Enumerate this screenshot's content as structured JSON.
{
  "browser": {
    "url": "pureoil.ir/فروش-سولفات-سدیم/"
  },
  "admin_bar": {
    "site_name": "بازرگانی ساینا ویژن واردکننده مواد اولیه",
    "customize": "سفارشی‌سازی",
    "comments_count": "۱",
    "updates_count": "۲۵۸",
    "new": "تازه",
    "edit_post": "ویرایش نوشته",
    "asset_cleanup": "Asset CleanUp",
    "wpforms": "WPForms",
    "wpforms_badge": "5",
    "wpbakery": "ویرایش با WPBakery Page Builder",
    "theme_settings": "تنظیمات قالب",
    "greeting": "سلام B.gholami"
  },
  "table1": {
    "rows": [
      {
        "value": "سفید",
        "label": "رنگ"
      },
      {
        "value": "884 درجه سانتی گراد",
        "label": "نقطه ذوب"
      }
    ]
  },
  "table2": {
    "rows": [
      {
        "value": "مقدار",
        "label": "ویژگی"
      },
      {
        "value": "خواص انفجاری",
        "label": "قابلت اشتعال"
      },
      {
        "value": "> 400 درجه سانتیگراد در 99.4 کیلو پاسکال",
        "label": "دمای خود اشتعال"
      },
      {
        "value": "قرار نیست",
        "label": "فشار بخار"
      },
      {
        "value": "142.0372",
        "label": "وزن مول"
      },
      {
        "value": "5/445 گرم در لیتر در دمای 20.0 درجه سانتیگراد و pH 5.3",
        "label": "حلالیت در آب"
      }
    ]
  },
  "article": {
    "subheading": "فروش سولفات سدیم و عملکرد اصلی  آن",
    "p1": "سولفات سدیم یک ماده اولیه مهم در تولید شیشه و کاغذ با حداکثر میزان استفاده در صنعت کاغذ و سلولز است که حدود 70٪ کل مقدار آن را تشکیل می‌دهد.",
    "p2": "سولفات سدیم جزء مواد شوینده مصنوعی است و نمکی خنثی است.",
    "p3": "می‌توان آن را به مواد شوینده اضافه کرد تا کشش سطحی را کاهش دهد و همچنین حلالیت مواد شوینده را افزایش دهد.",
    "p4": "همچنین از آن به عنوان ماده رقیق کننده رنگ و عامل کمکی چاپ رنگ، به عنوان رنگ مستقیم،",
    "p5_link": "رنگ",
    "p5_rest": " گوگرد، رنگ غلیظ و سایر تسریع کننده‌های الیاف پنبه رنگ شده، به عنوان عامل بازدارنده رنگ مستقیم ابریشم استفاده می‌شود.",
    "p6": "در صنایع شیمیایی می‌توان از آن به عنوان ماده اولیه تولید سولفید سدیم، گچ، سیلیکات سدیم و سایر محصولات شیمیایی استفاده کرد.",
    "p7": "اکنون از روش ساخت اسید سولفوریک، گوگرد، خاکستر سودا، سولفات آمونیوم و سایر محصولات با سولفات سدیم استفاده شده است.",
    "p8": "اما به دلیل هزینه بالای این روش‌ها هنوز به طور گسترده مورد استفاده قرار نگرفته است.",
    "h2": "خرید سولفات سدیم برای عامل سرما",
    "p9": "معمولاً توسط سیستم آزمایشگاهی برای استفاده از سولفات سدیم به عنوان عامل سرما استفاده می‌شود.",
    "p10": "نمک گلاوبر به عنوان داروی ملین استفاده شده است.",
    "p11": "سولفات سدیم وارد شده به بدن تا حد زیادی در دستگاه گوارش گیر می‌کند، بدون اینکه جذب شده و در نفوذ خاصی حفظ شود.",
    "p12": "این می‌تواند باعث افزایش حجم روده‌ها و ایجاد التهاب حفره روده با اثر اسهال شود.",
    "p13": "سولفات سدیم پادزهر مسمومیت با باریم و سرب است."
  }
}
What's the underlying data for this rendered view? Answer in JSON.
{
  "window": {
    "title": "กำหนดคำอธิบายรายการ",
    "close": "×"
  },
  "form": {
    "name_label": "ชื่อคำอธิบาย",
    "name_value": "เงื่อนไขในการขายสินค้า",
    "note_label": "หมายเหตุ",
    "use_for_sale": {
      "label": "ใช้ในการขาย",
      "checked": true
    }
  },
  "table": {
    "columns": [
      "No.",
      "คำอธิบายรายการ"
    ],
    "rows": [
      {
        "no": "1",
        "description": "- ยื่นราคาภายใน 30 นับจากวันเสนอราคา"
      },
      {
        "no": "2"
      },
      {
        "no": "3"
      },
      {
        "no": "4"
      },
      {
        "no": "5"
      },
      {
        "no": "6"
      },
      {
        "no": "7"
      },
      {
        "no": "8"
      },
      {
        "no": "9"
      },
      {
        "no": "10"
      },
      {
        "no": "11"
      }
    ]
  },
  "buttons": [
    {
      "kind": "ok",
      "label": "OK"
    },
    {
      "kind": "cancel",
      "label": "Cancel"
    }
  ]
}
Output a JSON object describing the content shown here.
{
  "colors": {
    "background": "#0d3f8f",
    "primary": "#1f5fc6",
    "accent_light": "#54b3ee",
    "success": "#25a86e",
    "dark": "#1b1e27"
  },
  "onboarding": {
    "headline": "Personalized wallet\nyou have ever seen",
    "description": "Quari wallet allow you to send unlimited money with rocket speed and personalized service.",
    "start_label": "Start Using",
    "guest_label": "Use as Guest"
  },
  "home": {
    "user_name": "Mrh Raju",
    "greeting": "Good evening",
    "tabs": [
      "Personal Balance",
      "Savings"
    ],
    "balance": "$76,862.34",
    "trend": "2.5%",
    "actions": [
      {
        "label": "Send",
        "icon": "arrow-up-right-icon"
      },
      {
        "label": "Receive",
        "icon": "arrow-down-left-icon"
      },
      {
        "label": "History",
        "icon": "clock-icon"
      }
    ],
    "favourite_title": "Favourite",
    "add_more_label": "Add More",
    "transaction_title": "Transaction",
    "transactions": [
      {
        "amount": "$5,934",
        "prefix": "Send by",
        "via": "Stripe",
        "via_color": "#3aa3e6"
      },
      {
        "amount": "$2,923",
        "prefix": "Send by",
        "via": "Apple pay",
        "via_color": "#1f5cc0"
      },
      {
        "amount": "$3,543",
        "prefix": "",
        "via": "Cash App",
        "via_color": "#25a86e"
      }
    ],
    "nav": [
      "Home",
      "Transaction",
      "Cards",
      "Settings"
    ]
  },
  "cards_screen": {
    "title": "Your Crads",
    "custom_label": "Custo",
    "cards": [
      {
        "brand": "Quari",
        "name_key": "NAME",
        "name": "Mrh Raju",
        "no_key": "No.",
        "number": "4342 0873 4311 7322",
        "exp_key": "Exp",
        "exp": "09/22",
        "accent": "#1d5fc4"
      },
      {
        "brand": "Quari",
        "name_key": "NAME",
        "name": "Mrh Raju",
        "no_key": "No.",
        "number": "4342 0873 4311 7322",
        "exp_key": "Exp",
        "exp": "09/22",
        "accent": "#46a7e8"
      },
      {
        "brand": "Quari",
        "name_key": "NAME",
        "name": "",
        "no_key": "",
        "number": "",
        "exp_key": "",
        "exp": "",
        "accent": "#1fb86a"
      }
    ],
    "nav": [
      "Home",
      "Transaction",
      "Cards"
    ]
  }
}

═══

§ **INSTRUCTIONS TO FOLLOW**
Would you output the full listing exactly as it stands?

§ **SOLUTION TO THIS TASK**
Enumerate this screenshot's content as structured JSON.
{
  "browser": {
    "url": "pureoil.ir/فروش-سولفات-سدیم/"
  },
  "admin_bar": {
    "site_name": "بازرگانی ساینا ویژن واردکننده مواد اولیه",
    "customize": "سفارشی‌سازی",
    "comments_count": "۱",
    "updates_count": "۲۵۸",
    "new": "تازه",
    "edit_post": "ویرایش نوشته",
    "asset_cleanup": "Asset CleanUp",
    "wpforms": "WPForms",
    "wpforms_badge": "5",
    "wpbakery": "ویرایش با WPBakery Page Builder",
    "theme_settings": "تنظیمات قالب",
    "greeting": "سلام B.gholami"
  },
  "table1": {
    "rows": [
      {
        "value": "سفید",
        "label": "رنگ"
      },
      {
        "value": "884 درجه سانتی گراد",
        "label": "نقطه ذوب"
      }
    ]
  },
  "table2": {
    "rows": [
      {
        "value": "مقدار",
        "label": "ویژگی"
      },
      {
        "value": "خواص انفجاری",
        "label": "قابلت اشتعال"
      },
      {
        "value": "> 400 درجه سانتیگراد در 99.4 کیلو پاسکال",
        "label": "دمای خود اشتعال"
      },
      {
        "value": "قرار نیست",
        "label": "فشار بخار"
      },
      {
        "value": "142.0372",
        "label": "وزن مول"
      },
      {
        "value": "5/445 گرم در لیتر در دمای 20.0 درجه سانتیگراد و pH 5.3",
        "label": "حلالیت در آب"
      }
    ]
  },
  "article": {
    "subheading": "فروش سولفات سدیم و عملکرد اصلی  آن",
    "p1": "سولفات سدیم یک ماده اولیه مهم در تولید شیشه و کاغذ با حداکثر میزان استفاده در صنعت کاغذ و سلولز است که حدود 70٪ کل مقدار آن را تشکیل می‌دهد.",
    "p2": "سولفات سدیم جزء مواد شوینده مصنوعی است و نمکی خنثی است.",
    "p3": "می‌توان آن را به مواد شوینده اضافه کرد تا کشش سطحی را کاهش دهد و همچنین حلالیت مواد شوینده را افزایش دهد.",
    "p4": "همچنین از آن به عنوان ماده رقیق کننده رنگ و عامل کمکی چاپ رنگ، به عنوان رنگ مستقیم،",
    "p5_link": "رنگ",
    "p5_rest": " گوگرد، رنگ غلیظ و سایر تسریع کننده‌های الیاف پنبه رنگ شده، به عنوان عامل بازدارنده رنگ مستقیم ابریشم استفاده می‌شود.",
    "p6": "در صنایع شیمیایی می‌توان از آن به عنوان ماده اولیه تولید سولفید سدیم، گچ، سیلیکات سدیم و سایر محصولات شیمیایی استفاده کرد.",
    "p7": "اکنون از روش ساخت اسید سولفوریک، گوگرد، خاکستر سودا، سولفات آمونیوم و سایر محصولات با سولفات سدیم استفاده شده است.",
    "p8": "اما به دلیل هزینه بالای این روش‌ها هنوز به طور گسترده مورد استفاده قرار نگرفته است.",
    "h2": "خرید سولفات سدیم برای عامل سرما",
    "p9": "معمولاً توسط سیستم آزمایشگاهی برای استفاده از سولفات سدیم به عنوان عامل سرما استفاده می‌شود.",
    "p10": "نمک گلاوبر به عنوان داروی ملین استفاده شده است.",
    "p11": "سولفات سدیم وارد شده به بدن تا حد زیادی در دستگاه گوارش گیر می‌کند، بدون اینکه جذب شده و در نفوذ خاصی حفظ شود.",
    "p12": "این می‌تواند باعث افزایش حجم روده‌ها و ایجاد التهاب حفره روده با اثر اسهال شود.",
    "p13": "سولفات سدیم پادزهر مسمومیت با باریم و سرب است."
  }
}
What's the underlying data for this rendered view? Answer in JSON.
{
  "window": {
    "title": "กำหนดคำอธิบายรายการ",
    "close": "×"
  },
  "form": {
    "name_label": "ชื่อคำอธิบาย",
    "name_value": "เงื่อนไขในการขายสินค้า",
    "note_label": "หมายเหตุ",
    "use_for_sale": {
      "label": "ใช้ในการขาย",
      "checked": true
    }
  },
  "table": {
    "columns": [
      "No.",
      "คำอธิบายรายการ"
    ],
    "rows": [
      {
        "no": "1",
        "description": "- ยื่นราคาภายใน 30 นับจากวันเสนอราคา"
      },
      {
        "no": "2"
      },
      {
        "no": "3"
      },
      {
        "no": "4"
      },
      {
        "no": "5"
      },
      {
        "no": "6"
      },
      {
        "no": "7"
      },
      {
        "no": "8"
      },
      {
        "no": "9"
      },
      {
        "no": "10"
      },
      {
        "no": "11"
      }
    ]
  },
  "buttons": [
    {
      "kind": "ok",
      "label": "OK"
    },
    {
      "kind": "cancel",
      "label": "Cancel"
    }
  ]
}
Output a JSON object describing the content shown here.
{
  "colors": {
    "background": "#0d3f8f",
    "primary": "#1f5fc6",
    "accent_light": "#54b3ee",
    "success": "#25a86e",
    "dark": "#1b1e27"
  },
  "onboarding": {
    "headline": "Personalized wallet\nyou have ever seen",
    "description": "Quari wallet allow you to send unlimited money with rocket speed and personalized service.",
    "start_label": "Start Using",
    "guest_label": "Use as Guest"
  },
  "home": {
    "user_name": "Mrh Raju",
    "greeting": "Good evening",
    "tabs": [
      "Personal Balance",
      "Savings"
    ],
    "balance": "$76,862.34",
    "trend": "2.5%",
    "actions": [
      {
        "label": "Send",
        "icon": "arrow-up-right-icon"
      },
      {
        "label": "Receive",
        "icon": "arrow-down-left-icon"
      },
      {
        "label": "History",
        "icon": "clock-icon"
      }
    ],
    "favourite_title": "Favourite",
    "add_more_label": "Add More",
    "transaction_title": "Transaction",
    "transactions": [
      {
        "amount": "$5,934",
        "prefix": "Send by",
        "via": "Stripe",
        "via_color": "#3aa3e6"
      },
      {
        "amount": "$2,923",
        "prefix": "Send by",
        "via": "Apple pay",
        "via_color": "#1f5cc0"
      },
      {
        "amount": "$3,543",
        "prefix": "",
        "via": "Cash App",
        "via_color": "#25a86e"
      }
    ],
    "nav": [
      "Home",
      "Transaction",
      "Cards",
      "Settings"
    ]
  },
  "cards_screen": {
    "title": "Your Crads",
    "custom_label": "Custo",
    "cards": [
      {
        "brand": "Quari",
        "name_key": "NAME",
        "name": "Mrh Raju",
        "no_key": "No.",
        "number": "4342 0873 4311 7322",
        "exp_key": "Exp",
        "exp": "09/22",
        "accent": "#1d5fc4"
      },
      {
        "brand": "Quari",
        "name_key": "NAME",
        "name": "Mrh Raju",
        "no_key": "No.",
        "number": "4342 0873 4311 7322",
        "exp_key": "Exp",
        "exp": "09/22",
        "accent": "#46a7e8"
      },
      {
        "brand": "Quari",
        "name_key": "NAME",
        "name": "",
        "no_key": "",
        "number": "",
        "exp_key": "",
        "exp": "",
        "accent": "#1fb86a"
      }
    ],
    "nav": [
      "Home",
      "Transaction",
      "Cards"
    ]
  }
}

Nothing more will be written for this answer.